No pictures go into the copy. Write out every line below exactly.

Records for the exercise:
•••••
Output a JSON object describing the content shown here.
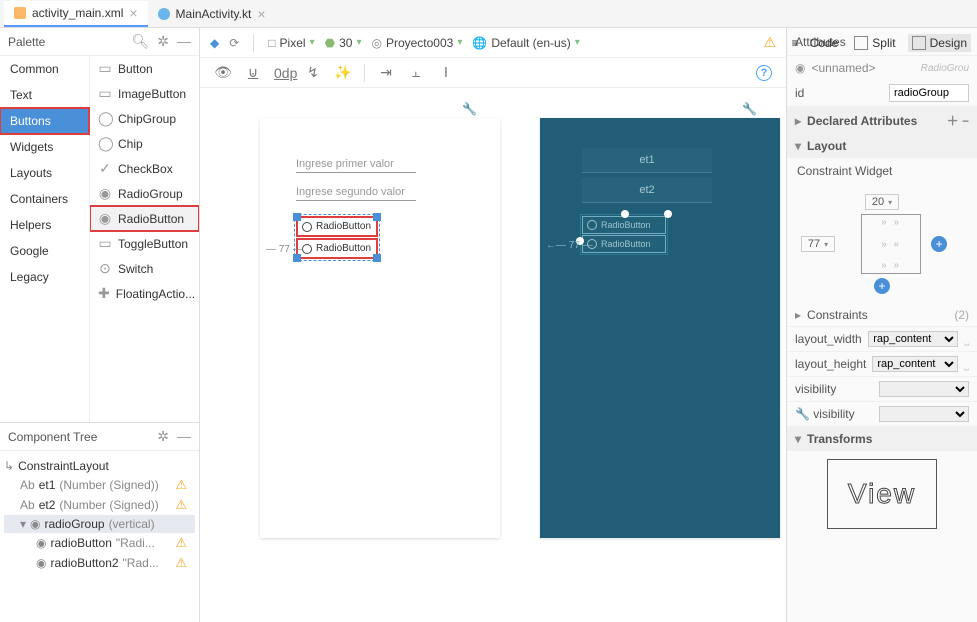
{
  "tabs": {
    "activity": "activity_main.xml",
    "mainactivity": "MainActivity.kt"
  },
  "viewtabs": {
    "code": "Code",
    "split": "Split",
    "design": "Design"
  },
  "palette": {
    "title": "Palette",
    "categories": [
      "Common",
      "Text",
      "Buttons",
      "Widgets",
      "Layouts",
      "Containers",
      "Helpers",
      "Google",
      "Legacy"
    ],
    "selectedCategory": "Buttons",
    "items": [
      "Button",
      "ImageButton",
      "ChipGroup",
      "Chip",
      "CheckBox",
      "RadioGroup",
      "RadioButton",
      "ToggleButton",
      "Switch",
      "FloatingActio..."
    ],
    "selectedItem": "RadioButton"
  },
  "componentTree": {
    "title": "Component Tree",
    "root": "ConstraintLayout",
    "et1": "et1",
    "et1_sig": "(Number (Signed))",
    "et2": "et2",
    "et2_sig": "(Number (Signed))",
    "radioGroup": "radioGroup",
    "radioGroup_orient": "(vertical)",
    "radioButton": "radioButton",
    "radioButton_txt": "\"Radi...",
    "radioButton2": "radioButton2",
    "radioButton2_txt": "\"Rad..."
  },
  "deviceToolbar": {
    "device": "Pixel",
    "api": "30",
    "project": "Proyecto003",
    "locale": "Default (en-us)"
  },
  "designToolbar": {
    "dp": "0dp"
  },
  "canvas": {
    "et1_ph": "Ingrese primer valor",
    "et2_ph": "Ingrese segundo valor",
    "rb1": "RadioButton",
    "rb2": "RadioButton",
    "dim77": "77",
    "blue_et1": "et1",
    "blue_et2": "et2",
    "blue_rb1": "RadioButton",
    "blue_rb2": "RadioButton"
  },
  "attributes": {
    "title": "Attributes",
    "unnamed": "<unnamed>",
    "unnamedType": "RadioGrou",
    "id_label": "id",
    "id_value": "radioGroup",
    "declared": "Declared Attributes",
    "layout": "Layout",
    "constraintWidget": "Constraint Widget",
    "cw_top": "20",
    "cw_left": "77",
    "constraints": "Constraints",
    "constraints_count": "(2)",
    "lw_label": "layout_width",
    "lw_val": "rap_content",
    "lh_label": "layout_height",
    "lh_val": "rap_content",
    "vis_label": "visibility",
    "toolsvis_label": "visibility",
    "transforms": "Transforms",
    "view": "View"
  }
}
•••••
Response:
Output a JSON object describing the content shown here.
{
  "tabs": {
    "activity": "activity_main.xml",
    "mainactivity": "MainActivity.kt"
  },
  "viewtabs": {
    "code": "Code",
    "split": "Split",
    "design": "Design"
  },
  "palette": {
    "title": "Palette",
    "categories": [
      "Common",
      "Text",
      "Buttons",
      "Widgets",
      "Layouts",
      "Containers",
      "Helpers",
      "Google",
      "Legacy"
    ],
    "selectedCategory": "Buttons",
    "items": [
      "Button",
      "ImageButton",
      "ChipGroup",
      "Chip",
      "CheckBox",
      "RadioGroup",
      "RadioButton",
      "ToggleButton",
      "Switch",
      "FloatingActio..."
    ],
    "selectedItem": "RadioButton"
  },
  "componentTree": {
    "title": "Component Tree",
    "root": "ConstraintLayout",
    "et1": "et1",
    "et1_sig": "(Number (Signed))",
    "et2": "et2",
    "et2_sig": "(Number (Signed))",
    "radioGroup": "radioGroup",
    "radioGroup_orient": "(vertical)",
    "radioButton": "radioButton",
    "radioButton_txt": "\"Radi...",
    "radioButton2": "radioButton2",
    "radioButton2_txt": "\"Rad..."
  },
  "deviceToolbar": {
    "device": "Pixel",
    "api": "30",
    "project": "Proyecto003",
    "locale": "Default (en-us)"
  },
  "designToolbar": {
    "dp": "0dp"
  },
  "canvas": {
    "et1_ph": "Ingrese primer valor",
    "et2_ph": "Ingrese segundo valor",
    "rb1": "RadioButton",
    "rb2": "RadioButton",
    "dim77": "77",
    "blue_et1": "et1",
    "blue_et2": "et2",
    "blue_rb1": "RadioButton",
    "blue_rb2": "RadioButton"
  },
  "attributes": {
    "title": "Attributes",
    "unnamed": "<unnamed>",
    "unnamedType": "RadioGrou",
    "id_label": "id",
    "id_value": "radioGroup",
    "declared": "Declared Attributes",
    "layout": "Layout",
    "constraintWidget": "Constraint Widget",
    "cw_top": "20",
    "cw_left": "77",
    "constraints": "Constraints",
    "constraints_count": "(2)",
    "lw_label": "layout_width",
    "lw_val": "rap_content",
    "lh_label": "layout_height",
    "lh_val": "rap_content",
    "vis_label": "visibility",
    "toolsvis_label": "visibility",
    "transforms": "Transforms",
    "view": "View"
  }
}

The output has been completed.